First, I found out that Emma Bridgewater mugs are REALLY well made. You can put one in a pan on direct full heat on a stovetop and it poaches an egg. It does take a few minutes but it gets the job done. That was my second attempt at poaching an egg (my first attempt was a complete disaster and resulted in an egg-splosion because I tried to do a “proper” poached egg where you basically whisk boiling water into a vortex then drop an egg into it. I do NOT have the skills for that, apparently).

Then there was the problem of the Hollandaise sauce. Here’s the recipe I adapted:

1 packet of silken tofu (300g or about 9 oz)

1/8 cup of lemon juice

1/8 cup nutritional yeast

1/8 cup dairy free butter

1/2 tsp turmeric (for colour)

1/2 tsp oregano (flavour)

a good pinch of garlic (flavour)

a good pinch of pepper (flavour)

Blend the tofu until it’s a smooth liquid. Then put it in a pan with the other ingredients and heat on a medium heat until the butter is melted and the sauce starts to turn a bright yellow. Serve over eggs benedict or eggs royale.

This recipe is so much easier than making the complicated emulsion for proper hollandaise sauce. If you want something with a more traditional flavour, ditch the oregano.

The main point to note with this recipe is absolutely don’t use the firm spongy kind of tofu. It won’t blend into a liquid, it will turn into a scrambly mess. The sauce itself is vegan but I obviously poured it over things which were non-vegan.

IMG_0590b

Lastly, the taste test.
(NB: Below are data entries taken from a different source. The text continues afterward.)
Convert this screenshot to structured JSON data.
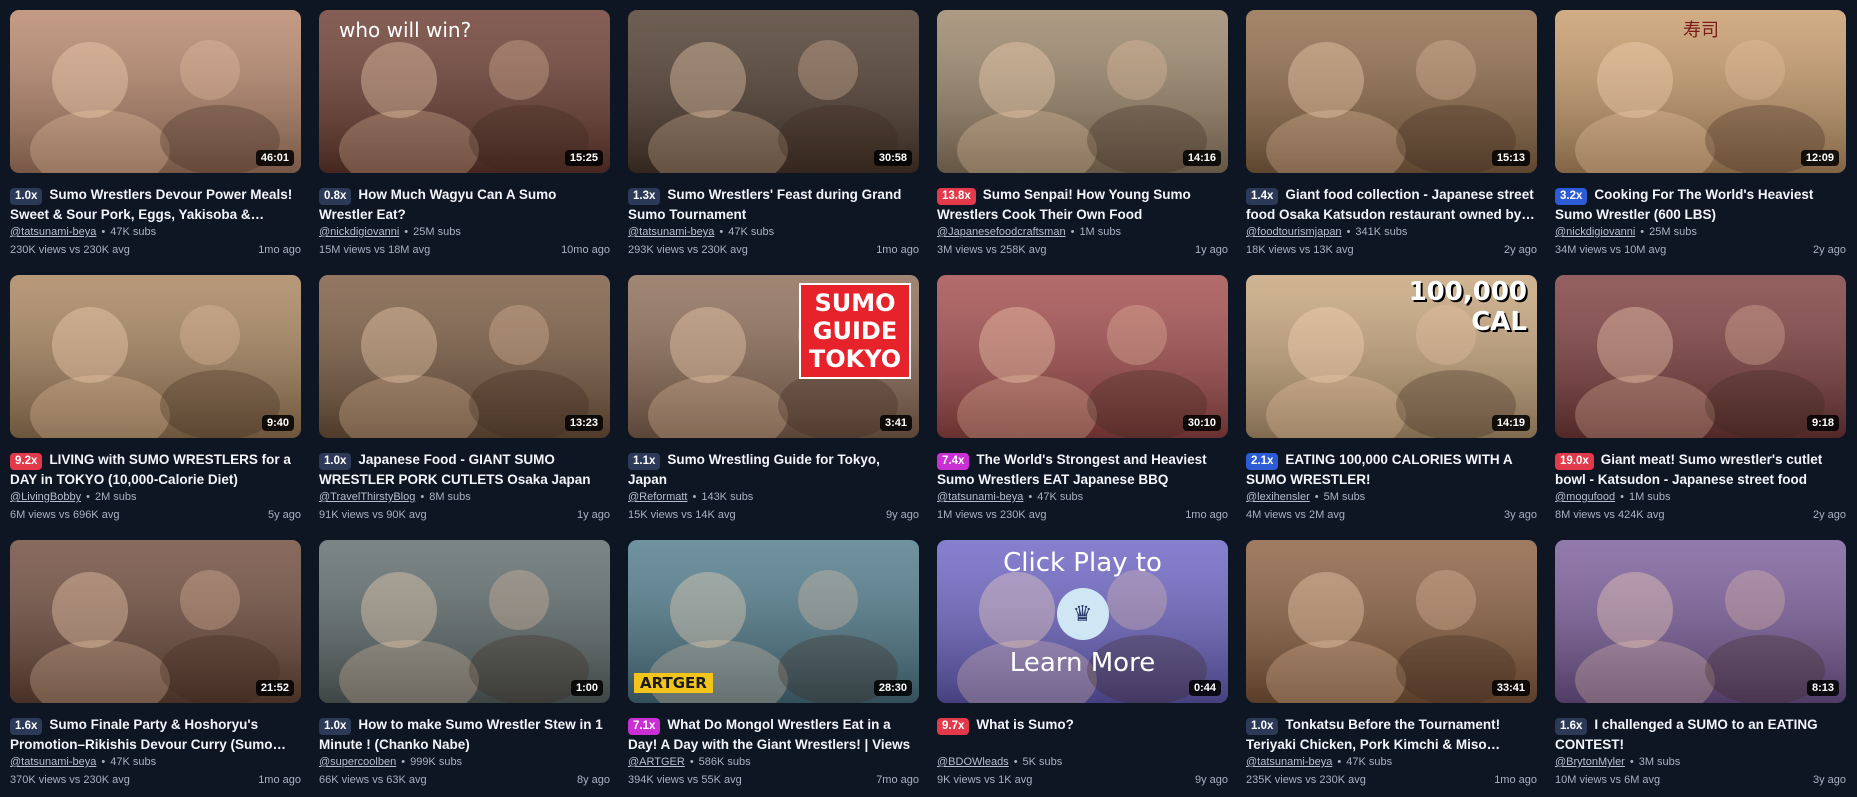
{
  "videos": [
    {
      "mult": "1.0x",
      "badge": "gray",
      "title": "Sumo Wrestlers Devour Power Meals! Sweet & Sour Pork, Eggs, Yakisoba & Oysters in One Feast",
      "channel": "@tatsunami-beya",
      "subs": "47K subs",
      "views": "230K views vs 230K avg",
      "age": "1mo ago",
      "duration": "46:01",
      "bg": "#b6856a"
    },
    {
      "mult": "0.8x",
      "badge": "gray",
      "title": "How Much Wagyu Can A Sumo Wrestler Eat?",
      "channel": "@nickdigiovanni",
      "subs": "25M subs",
      "views": "15M views vs 18M avg",
      "age": "10mo ago",
      "duration": "15:25",
      "bg": "#6a3b2f",
      "overlay": "who will win?"
    },
    {
      "mult": "1.3x",
      "badge": "gray",
      "title": "Sumo Wrestlers' Feast during Grand Sumo Tournament",
      "channel": "@tatsunami-beya",
      "subs": "47K subs",
      "views": "293K views vs 230K avg",
      "age": "1mo ago",
      "duration": "30:58",
      "bg": "#4d3a2c"
    },
    {
      "mult": "13.8x",
      "badge": "red",
      "title": "Sumo Senpai! How Young Sumo Wrestlers Cook Their Own Food",
      "channel": "@Japanesefoodcraftsman",
      "subs": "1M subs",
      "views": "3M views vs 258K avg",
      "age": "1y ago",
      "duration": "14:16",
      "bg": "#9a8468"
    },
    {
      "mult": "1.4x",
      "badge": "gray",
      "title": "Giant food collection - Japanese street food Osaka Katsudon restaurant owned by a former sumo wrestler",
      "channel": "@foodtourismjapan",
      "subs": "341K subs",
      "views": "18K views vs 13K avg",
      "age": "2y ago",
      "duration": "15:13",
      "bg": "#8f6a47"
    },
    {
      "mult": "3.2x",
      "badge": "blue",
      "title": "Cooking For The World's Heaviest Sumo Wrestler (600 LBS)",
      "channel": "@nickdigiovanni",
      "subs": "25M subs",
      "views": "34M views vs 10M avg",
      "age": "2y ago",
      "duration": "12:09",
      "bg": "#c79a6a",
      "overlay": "寿司"
    },
    {
      "mult": "9.2x",
      "badge": "red",
      "title": "LIVING with SUMO WRESTLERS for a DAY in TOKYO (10,000-Calorie Diet)",
      "channel": "@LivingBobby",
      "subs": "2M subs",
      "views": "6M views vs 696K avg",
      "age": "5y ago",
      "duration": "9:40",
      "bg": "#a7835c"
    },
    {
      "mult": "1.0x",
      "badge": "gray",
      "title": "Japanese Food - GIANT SUMO WRESTLER PORK CUTLETS Osaka Japan",
      "channel": "@TravelThirstyBlog",
      "subs": "8M subs",
      "views": "91K views vs 90K avg",
      "age": "1y ago",
      "duration": "13:23",
      "bg": "#7a5a40"
    },
    {
      "mult": "1.1x",
      "badge": "gray",
      "title": "Sumo Wrestling Guide for Tokyo, Japan",
      "channel": "@Reformatt",
      "subs": "143K subs",
      "views": "15K views vs 14K avg",
      "age": "9y ago",
      "duration": "3:41",
      "bg": "#8c6b55",
      "overlay": "SUMO GUIDE TOKYO"
    },
    {
      "mult": "7.4x",
      "badge": "pink",
      "title": "The World's Strongest and Heaviest Sumo Wrestlers EAT Japanese BBQ",
      "channel": "@tatsunami-beya",
      "subs": "47K subs",
      "views": "1M views vs 230K avg",
      "age": "1mo ago",
      "duration": "30:10",
      "bg": "#a24a4a"
    },
    {
      "mult": "2.1x",
      "badge": "blue",
      "title": "EATING 100,000 CALORIES WITH A SUMO WRESTLER!",
      "channel": "@lexihensler",
      "subs": "5M subs",
      "views": "4M views vs 2M avg",
      "age": "3y ago",
      "duration": "14:19",
      "bg": "#c6a47a",
      "overlay": "100,000 CAL"
    },
    {
      "mult": "19.0x",
      "badge": "red",
      "title": "Giant meat! Sumo wrestler's cutlet bowl - Katsudon - Japanese street food",
      "channel": "@mogufood",
      "subs": "1M subs",
      "views": "8M views vs 424K avg",
      "age": "2y ago",
      "duration": "9:18",
      "bg": "#7c3c3c"
    },
    {
      "mult": "1.6x",
      "badge": "gray",
      "title": "Sumo Finale Party & Hoshoryu's Promotion–Rikishis Devour Curry (Sumo Foods)",
      "channel": "@tatsunami-beya",
      "subs": "47K subs",
      "views": "370K views vs 230K avg",
      "age": "1mo ago",
      "duration": "21:52",
      "bg": "#6e4a3a"
    },
    {
      "mult": "1.0x",
      "badge": "gray",
      "title": "How to make Sumo Wrestler Stew in 1 Minute ! (Chanko Nabe)",
      "channel": "@supercoolben",
      "subs": "999K subs",
      "views": "66K views vs 63K avg",
      "age": "8y ago",
      "duration": "1:00",
      "bg": "#5e6a6a"
    },
    {
      "mult": "7.1x",
      "badge": "pink",
      "title": "What Do Mongol Wrestlers Eat in a Day! A Day with the Giant Wrestlers! | Views",
      "channel": "@ARTGER",
      "subs": "586K subs",
      "views": "394K views vs 55K avg",
      "age": "7mo ago",
      "duration": "28:30",
      "bg": "#4f7a8a",
      "overlay": "ARTGER"
    },
    {
      "mult": "9.7x",
      "badge": "red",
      "title": "What is Sumo?",
      "channel": "@BDOWleads",
      "subs": "5K subs",
      "views": "9K views vs 1K avg",
      "age": "9y ago",
      "duration": "0:44",
      "bg": "#6b63c4",
      "overlay": "Click Play to|Learn More"
    },
    {
      "mult": "1.0x",
      "badge": "gray",
      "title": "Tonkatsu Before the Tournament! Teriyaki Chicken, Pork Kimchi & Miso Chanko for Sumo Wrestlers",
      "channel": "@tatsunami-beya",
      "subs": "47K subs",
      "views": "235K views vs 230K avg",
      "age": "1mo ago",
      "duration": "33:41",
      "bg": "#8a5e3e"
    },
    {
      "mult": "1.6x",
      "badge": "gray",
      "title": "I challenged a SUMO to an EATING CONTEST!",
      "channel": "@BrytonMyler",
      "subs": "3M subs",
      "views": "10M views vs 6M avg",
      "age": "3y ago",
      "duration": "8:13",
      "bg": "#7a5c9a"
    }
  ],
  "colors": {
    "background": "#0e1523",
    "badge_gray": "#2c3a58",
    "badge_blue": "#2c5bd6",
    "badge_red": "#e23a4a",
    "badge_pink": "#c92fd3"
  }
}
I thought it was really nice when it was cooked for long enough, but when I tasted it during cooking, it kept tasting excessively lemony, so definitely simmer it for at least 5 minutes to draw out the other flavours in this sauce.